**Work item:** An exact, complete copy of the entries is needed, with the pictures left out.
START Data shown
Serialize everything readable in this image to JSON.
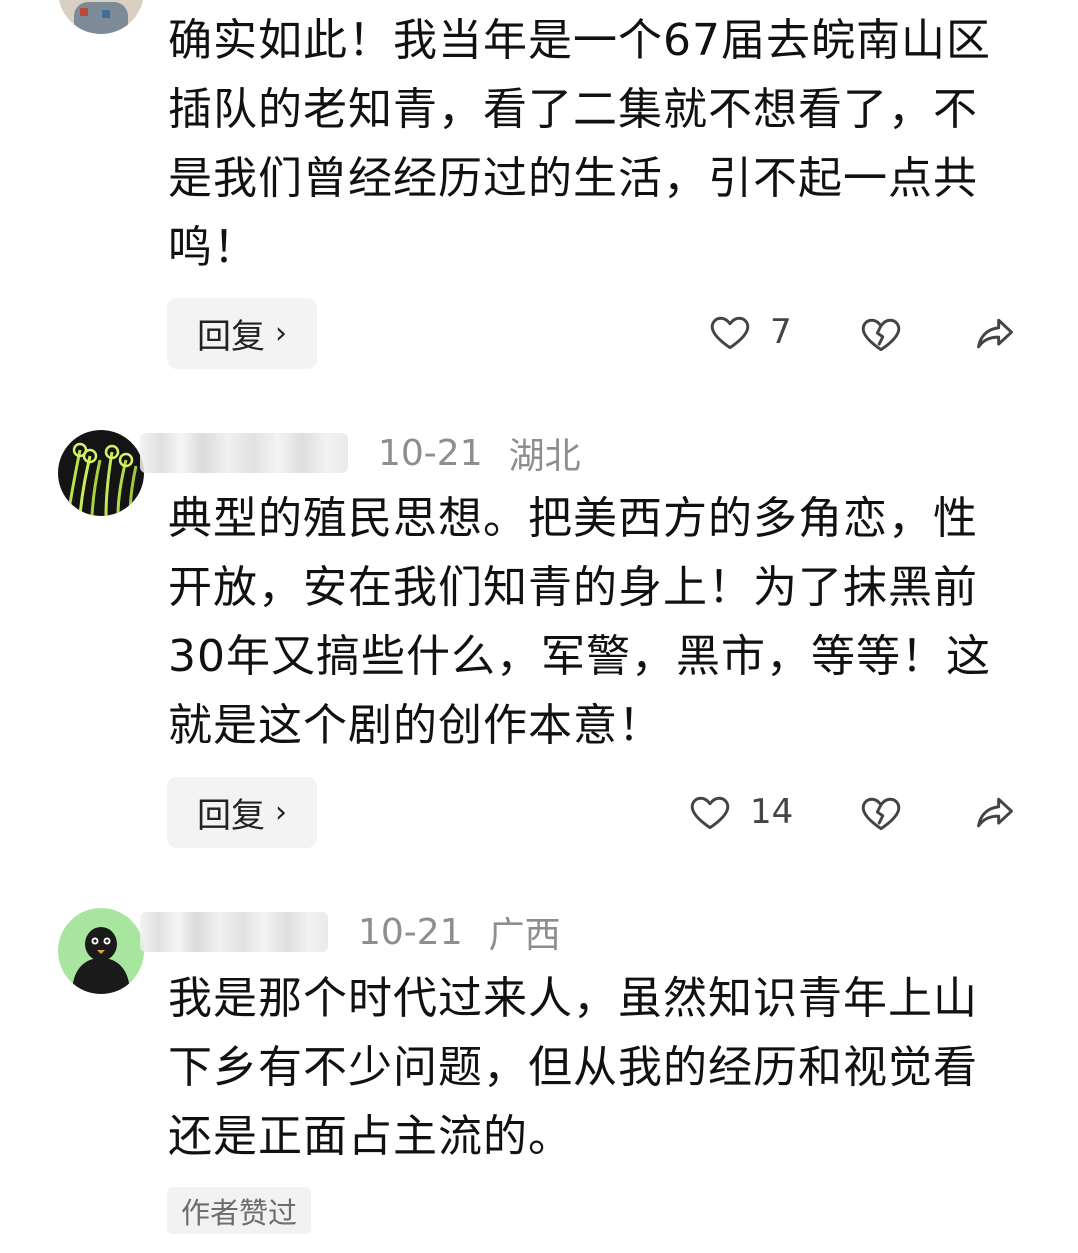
{
  "comments": [
    {
      "text": "确实如此！我当年是一个67届去皖南山区插队的老知青，看了二集就不想看了，不是我们曾经经历过的生活，引不起一点共鸣！",
      "reply_label": "回复",
      "reply_chevron": "›",
      "likes": "7"
    },
    {
      "date": "10-21",
      "location": "湖北",
      "text": "典型的殖民思想。把美西方的多角恋，性开放，安在我们知青的身上！为了抹黑前30年又搞些什么，军警，黑市，等等！这就是这个剧的创作本意！",
      "reply_label": "回复",
      "reply_chevron": "›",
      "likes": "14"
    },
    {
      "date": "10-21",
      "location": "广西",
      "text": "我是那个时代过来人，虽然知识青年上山下乡有不少问题，但从我的经历和视觉看还是正面占主流的。",
      "author_liked_badge": "作者赞过"
    }
  ],
  "icons": {
    "like": "heart-outline-icon",
    "dislike": "broken-heart-icon",
    "share": "share-arrow-icon"
  },
  "colors": {
    "text": "#111111",
    "meta": "#8e8e8e",
    "icon": "#444444",
    "button_bg": "#f3f3f3"
  }
}
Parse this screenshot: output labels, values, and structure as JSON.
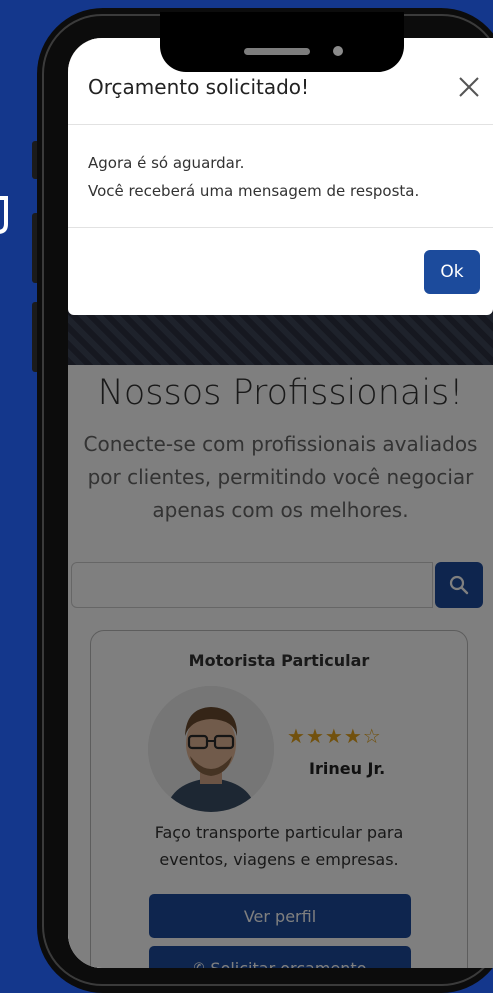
{
  "colors": {
    "background": "#14378c",
    "primary_button": "#1c4b9c",
    "star": "#e4a31a"
  },
  "page": {
    "section_title": "Nossos Profissionais!",
    "section_subtitle_lines": [
      "Conecte-se com profissionais avaliados",
      "por clientes, permitindo você negociar",
      "apenas com os melhores."
    ],
    "search": {
      "placeholder": "",
      "button_icon": "search-icon"
    }
  },
  "card": {
    "role": "Motorista Particular",
    "rating": 4,
    "rating_max": 5,
    "name": "Irineu Jr.",
    "description_lines": [
      "Faço transporte particular para",
      "eventos, viagens e empresas."
    ],
    "view_profile_label": "Ver perfil",
    "request_quote_label": "Solicitar orçamento",
    "request_quote_icon": "whatsapp-icon"
  },
  "modal": {
    "title": "Orçamento solicitado!",
    "close_icon": "close-icon",
    "body_lines": [
      "Agora é só aguardar.",
      "Você receberá uma mensagem de resposta."
    ],
    "ok_label": "Ok"
  }
}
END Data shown
**Task result:**
Serialize everything readable in this image to JSON.
{
  "comments": [
    {
      "text": "确实如此！我当年是一个67届去皖南山区插队的老知青，看了二集就不想看了，不是我们曾经经历过的生活，引不起一点共鸣！",
      "reply_label": "回复",
      "reply_chevron": "›",
      "likes": "7"
    },
    {
      "date": "10-21",
      "location": "湖北",
      "text": "典型的殖民思想。把美西方的多角恋，性开放，安在我们知青的身上！为了抹黑前30年又搞些什么，军警，黑市，等等！这就是这个剧的创作本意！",
      "reply_label": "回复",
      "reply_chevron": "›",
      "likes": "14"
    },
    {
      "date": "10-21",
      "location": "广西",
      "text": "我是那个时代过来人，虽然知识青年上山下乡有不少问题，但从我的经历和视觉看还是正面占主流的。",
      "author_liked_badge": "作者赞过"
    }
  ],
  "icons": {
    "like": "heart-outline-icon",
    "dislike": "broken-heart-icon",
    "share": "share-arrow-icon"
  },
  "colors": {
    "text": "#111111",
    "meta": "#8e8e8e",
    "icon": "#444444",
    "button_bg": "#f3f3f3"
  }
}
Parse this screenshot: output labels, values, and structure as JSON.
{
  "colors": {
    "background": "#14378c",
    "primary_button": "#1c4b9c",
    "star": "#e4a31a"
  },
  "page": {
    "section_title": "Nossos Profissionais!",
    "section_subtitle_lines": [
      "Conecte-se com profissionais avaliados",
      "por clientes, permitindo você negociar",
      "apenas com os melhores."
    ],
    "search": {
      "placeholder": "",
      "button_icon": "search-icon"
    }
  },
  "card": {
    "role": "Motorista Particular",
    "rating": 4,
    "rating_max": 5,
    "name": "Irineu Jr.",
    "description_lines": [
      "Faço transporte particular para",
      "eventos, viagens e empresas."
    ],
    "view_profile_label": "Ver perfil",
    "request_quote_label": "Solicitar orçamento",
    "request_quote_icon": "whatsapp-icon"
  },
  "modal": {
    "title": "Orçamento solicitado!",
    "close_icon": "close-icon",
    "body_lines": [
      "Agora é só aguardar.",
      "Você receberá uma mensagem de resposta."
    ],
    "ok_label": "Ok"
  }
}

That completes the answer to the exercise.